··· RECORD EXCERPTS ···

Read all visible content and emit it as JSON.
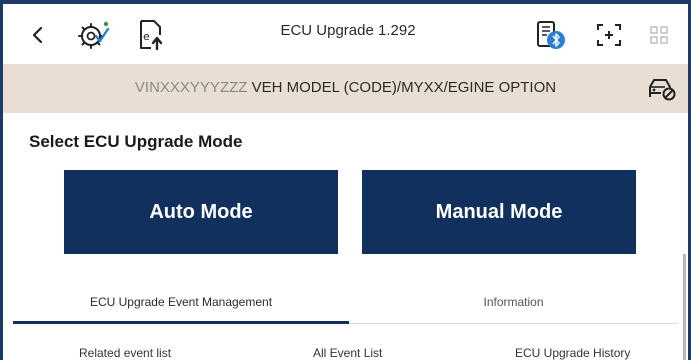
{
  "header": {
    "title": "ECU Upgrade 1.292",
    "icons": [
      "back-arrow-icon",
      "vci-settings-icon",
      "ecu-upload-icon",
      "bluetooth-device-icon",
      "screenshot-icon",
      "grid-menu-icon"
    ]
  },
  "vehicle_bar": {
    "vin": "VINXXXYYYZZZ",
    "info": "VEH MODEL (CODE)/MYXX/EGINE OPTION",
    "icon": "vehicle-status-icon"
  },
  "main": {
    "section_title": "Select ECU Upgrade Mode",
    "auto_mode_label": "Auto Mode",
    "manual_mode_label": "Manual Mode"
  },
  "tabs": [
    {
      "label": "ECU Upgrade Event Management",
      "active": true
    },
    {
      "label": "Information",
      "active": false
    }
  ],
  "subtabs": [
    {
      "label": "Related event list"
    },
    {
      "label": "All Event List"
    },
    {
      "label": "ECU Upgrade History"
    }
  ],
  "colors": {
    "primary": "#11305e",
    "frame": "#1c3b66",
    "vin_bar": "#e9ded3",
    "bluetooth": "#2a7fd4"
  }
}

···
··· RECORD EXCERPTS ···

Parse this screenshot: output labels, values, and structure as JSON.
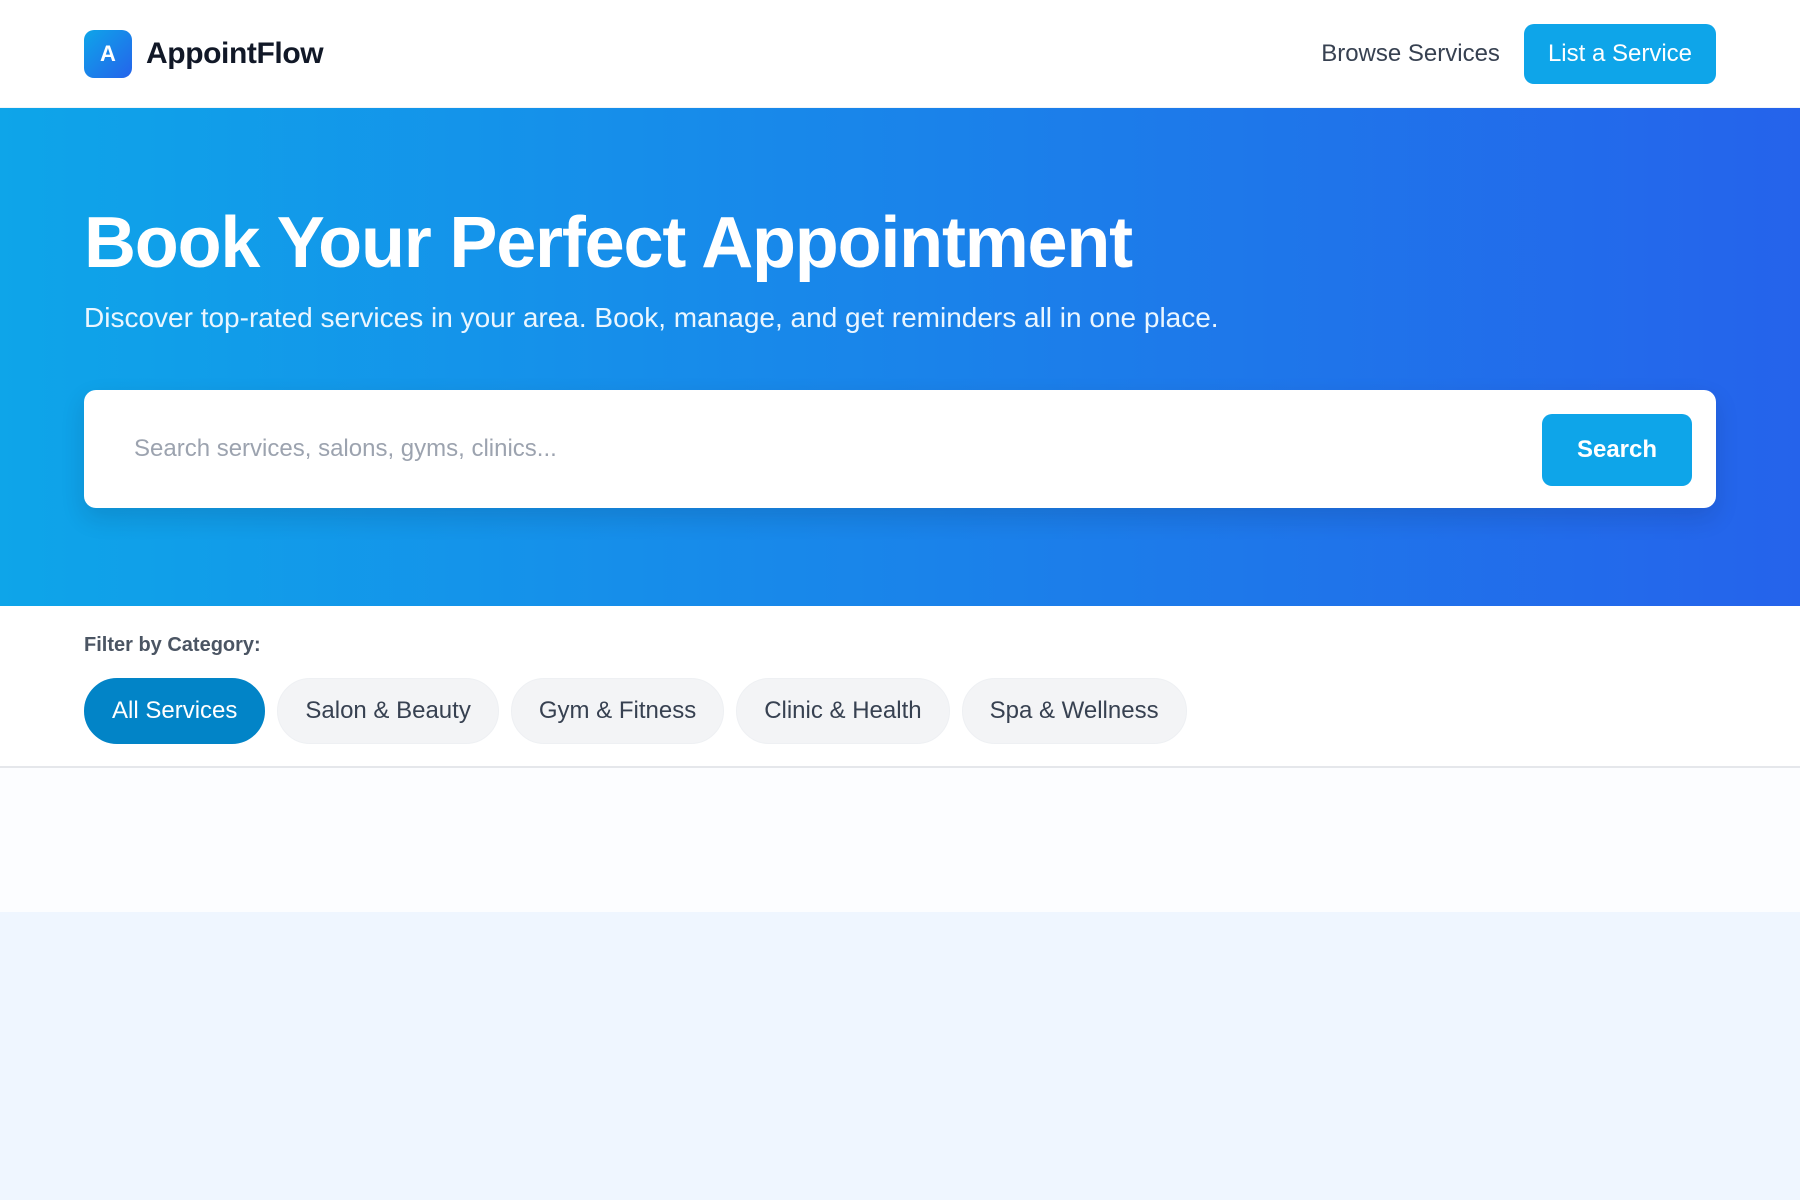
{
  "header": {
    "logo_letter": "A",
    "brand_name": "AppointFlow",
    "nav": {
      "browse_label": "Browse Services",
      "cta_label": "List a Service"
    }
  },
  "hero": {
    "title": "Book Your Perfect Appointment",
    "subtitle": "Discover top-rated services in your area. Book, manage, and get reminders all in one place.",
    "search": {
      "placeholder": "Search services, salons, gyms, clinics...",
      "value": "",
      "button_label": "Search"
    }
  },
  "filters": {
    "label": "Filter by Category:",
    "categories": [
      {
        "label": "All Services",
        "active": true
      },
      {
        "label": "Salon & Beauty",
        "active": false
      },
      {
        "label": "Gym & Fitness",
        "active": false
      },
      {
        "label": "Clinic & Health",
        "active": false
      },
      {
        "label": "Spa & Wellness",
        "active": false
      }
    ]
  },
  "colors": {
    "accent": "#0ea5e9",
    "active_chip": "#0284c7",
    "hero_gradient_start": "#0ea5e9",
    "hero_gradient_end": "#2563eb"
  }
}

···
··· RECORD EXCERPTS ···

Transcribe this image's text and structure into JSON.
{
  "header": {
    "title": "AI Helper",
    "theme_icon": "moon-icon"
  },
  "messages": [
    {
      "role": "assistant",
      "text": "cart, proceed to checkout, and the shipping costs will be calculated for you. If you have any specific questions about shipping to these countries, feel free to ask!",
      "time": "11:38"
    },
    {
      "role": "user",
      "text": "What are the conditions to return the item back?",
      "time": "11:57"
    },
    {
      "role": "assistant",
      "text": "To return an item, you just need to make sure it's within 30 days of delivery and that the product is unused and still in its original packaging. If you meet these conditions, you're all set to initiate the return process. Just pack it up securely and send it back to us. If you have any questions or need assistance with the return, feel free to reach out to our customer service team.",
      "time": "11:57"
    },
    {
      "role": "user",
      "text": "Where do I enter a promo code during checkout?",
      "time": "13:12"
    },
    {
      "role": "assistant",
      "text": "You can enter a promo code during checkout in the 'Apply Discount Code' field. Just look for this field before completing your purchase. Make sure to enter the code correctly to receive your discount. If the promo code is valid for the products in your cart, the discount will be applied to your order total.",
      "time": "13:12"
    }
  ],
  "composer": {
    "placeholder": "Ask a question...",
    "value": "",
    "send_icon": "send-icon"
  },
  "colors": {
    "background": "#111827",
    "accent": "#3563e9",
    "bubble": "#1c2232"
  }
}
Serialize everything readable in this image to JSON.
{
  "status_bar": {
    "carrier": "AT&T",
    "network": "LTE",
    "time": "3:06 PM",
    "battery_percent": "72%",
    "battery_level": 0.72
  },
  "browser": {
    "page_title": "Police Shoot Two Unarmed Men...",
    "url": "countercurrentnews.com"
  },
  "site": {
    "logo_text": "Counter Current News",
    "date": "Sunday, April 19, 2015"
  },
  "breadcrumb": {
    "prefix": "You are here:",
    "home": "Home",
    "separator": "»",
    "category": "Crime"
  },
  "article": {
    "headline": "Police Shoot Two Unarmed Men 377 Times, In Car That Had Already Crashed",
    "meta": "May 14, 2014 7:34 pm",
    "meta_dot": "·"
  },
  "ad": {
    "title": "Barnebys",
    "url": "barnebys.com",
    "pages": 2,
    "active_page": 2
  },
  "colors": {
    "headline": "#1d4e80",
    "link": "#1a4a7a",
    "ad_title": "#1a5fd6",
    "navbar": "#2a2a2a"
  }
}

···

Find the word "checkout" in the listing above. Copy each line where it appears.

      "text": "cart, proceed to checkout, and the shipping costs will be calculated for you. If you have any specific questions about shipping to these countries, feel free to ask!",
      "text": "Where do I enter a promo code during checkout?",
      "text": "You can enter a promo code during checkout in the 'Apply Discount Code' field. Just look for this field before completing your purchase. Make sure to enter the code correctly to receive your discount. If the promo code is valid for the products in your cart, the discount will be applied to your order total.",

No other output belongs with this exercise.